In the beginning:

In the hospital, you may begin walking 5-15 minutes, 2-3 times per day. A walker may be used to assist with decreasing the pressure on your spine as well as provide support for any leg weakness. Your goal should be to progress your walking without the assistance of the walker, as appropriate. Continue to increase your walking duration at home with more frequency, i.e. 6-8 times per day, within your home or close surrounding neighborhood for the first week.

Advancing your program:

Gradually progress your fitness walking time to 20-30 minutes or 1 mile, twice a day, along with you daily upright activity routine in your home. The goal of 2 miles daily should be accomplished by 3-4 weeks after your surgery. Perform your fitness walking at least 5 days per week.

Suggested equipment:
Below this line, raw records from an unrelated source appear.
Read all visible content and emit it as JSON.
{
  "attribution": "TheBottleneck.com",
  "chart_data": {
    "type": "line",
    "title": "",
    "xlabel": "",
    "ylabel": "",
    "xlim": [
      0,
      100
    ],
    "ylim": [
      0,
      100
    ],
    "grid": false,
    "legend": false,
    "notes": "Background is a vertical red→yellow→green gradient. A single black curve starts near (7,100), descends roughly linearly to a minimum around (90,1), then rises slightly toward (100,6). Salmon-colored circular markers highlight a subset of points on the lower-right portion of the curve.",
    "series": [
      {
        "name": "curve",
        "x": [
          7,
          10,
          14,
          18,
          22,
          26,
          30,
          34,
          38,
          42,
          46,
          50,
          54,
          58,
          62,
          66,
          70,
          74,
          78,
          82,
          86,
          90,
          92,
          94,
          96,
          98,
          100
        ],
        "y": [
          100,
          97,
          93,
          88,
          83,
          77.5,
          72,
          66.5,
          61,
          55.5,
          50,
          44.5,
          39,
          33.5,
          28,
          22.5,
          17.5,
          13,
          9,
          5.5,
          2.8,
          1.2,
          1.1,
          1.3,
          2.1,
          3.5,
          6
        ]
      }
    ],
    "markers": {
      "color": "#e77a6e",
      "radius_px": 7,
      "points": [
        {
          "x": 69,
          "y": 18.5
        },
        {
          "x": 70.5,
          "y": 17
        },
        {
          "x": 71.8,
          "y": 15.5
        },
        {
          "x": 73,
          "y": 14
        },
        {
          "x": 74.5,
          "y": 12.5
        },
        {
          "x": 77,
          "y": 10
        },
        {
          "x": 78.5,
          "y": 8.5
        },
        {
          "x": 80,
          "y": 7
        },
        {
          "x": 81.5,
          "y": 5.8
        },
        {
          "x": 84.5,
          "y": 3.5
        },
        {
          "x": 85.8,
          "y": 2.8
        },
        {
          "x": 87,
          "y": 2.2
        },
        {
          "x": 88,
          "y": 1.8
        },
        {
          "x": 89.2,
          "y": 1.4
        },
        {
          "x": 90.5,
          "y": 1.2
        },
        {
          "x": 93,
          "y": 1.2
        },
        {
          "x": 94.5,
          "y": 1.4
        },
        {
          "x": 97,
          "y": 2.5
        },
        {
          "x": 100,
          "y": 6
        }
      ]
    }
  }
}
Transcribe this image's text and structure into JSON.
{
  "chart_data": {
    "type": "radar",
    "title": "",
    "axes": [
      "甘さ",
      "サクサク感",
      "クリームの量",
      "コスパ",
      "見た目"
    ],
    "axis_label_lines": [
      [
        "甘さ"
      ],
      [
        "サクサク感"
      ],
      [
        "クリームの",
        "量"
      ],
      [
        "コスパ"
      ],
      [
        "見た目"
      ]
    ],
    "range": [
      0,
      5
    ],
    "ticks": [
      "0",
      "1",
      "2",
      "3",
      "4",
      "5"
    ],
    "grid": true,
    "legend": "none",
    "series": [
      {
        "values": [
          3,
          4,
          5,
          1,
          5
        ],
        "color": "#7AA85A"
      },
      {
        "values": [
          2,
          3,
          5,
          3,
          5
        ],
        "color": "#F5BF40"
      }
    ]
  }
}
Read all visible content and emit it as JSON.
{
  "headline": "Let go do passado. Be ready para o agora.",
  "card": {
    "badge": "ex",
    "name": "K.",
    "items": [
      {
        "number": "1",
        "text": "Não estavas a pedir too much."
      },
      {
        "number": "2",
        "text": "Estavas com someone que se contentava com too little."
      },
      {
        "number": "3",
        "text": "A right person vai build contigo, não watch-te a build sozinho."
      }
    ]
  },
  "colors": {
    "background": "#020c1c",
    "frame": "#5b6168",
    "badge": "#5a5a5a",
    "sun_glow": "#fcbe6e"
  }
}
A good pair of walking or athletic shoes is most appropriate. Always make sure you have at least a thumbs width room between your longest toe and the tip of the shoe. This should be measured in the afternoon when your foot may be more swollen. A visoelastic insert (i.e. Sorbathane, Spenco) for your shoe can greatly reduce the impact stress on your spine. These can be purchased at a local running or drug store. Layer your clothing to allow for proper temperature control while walking outdoors. It may be appropriate for a light jacket early in your walk to keep your back warm, and then remove once your activity increases your core body temperature. Continue to wear your corset or back brace, if instructed by your physician, while you walk.

Posture while walking:

Keep your chest facing forward and your head held high while walking. You should be looking in front of you approximately 3-5 yards. Allow your arms to swing gently by your side. Arm movement can improve your circulation, heart rate, and strength to your back.

Points to consider:

Keep your walking path as level as possible; avoid steep up and down hills. Choose a loop around your home or a school track early on in your program to allow for needed rest or decreased walking distance, if needed. Avoid poor weather conditions, either too hot or cold. Walk with a companion for safety and motivation, do not walk with a pet on a leash.
Consider bringing water and a cell phone for safety.

Concerns:

It is normal for your breathing rate to increase while exercising, but if you have abnormal difficulty breathing and/or pain with breathing – STOP and contact your physician. Decrease your walking duration and/or frequency if you begin to experience increased pain, especially in your back or legs.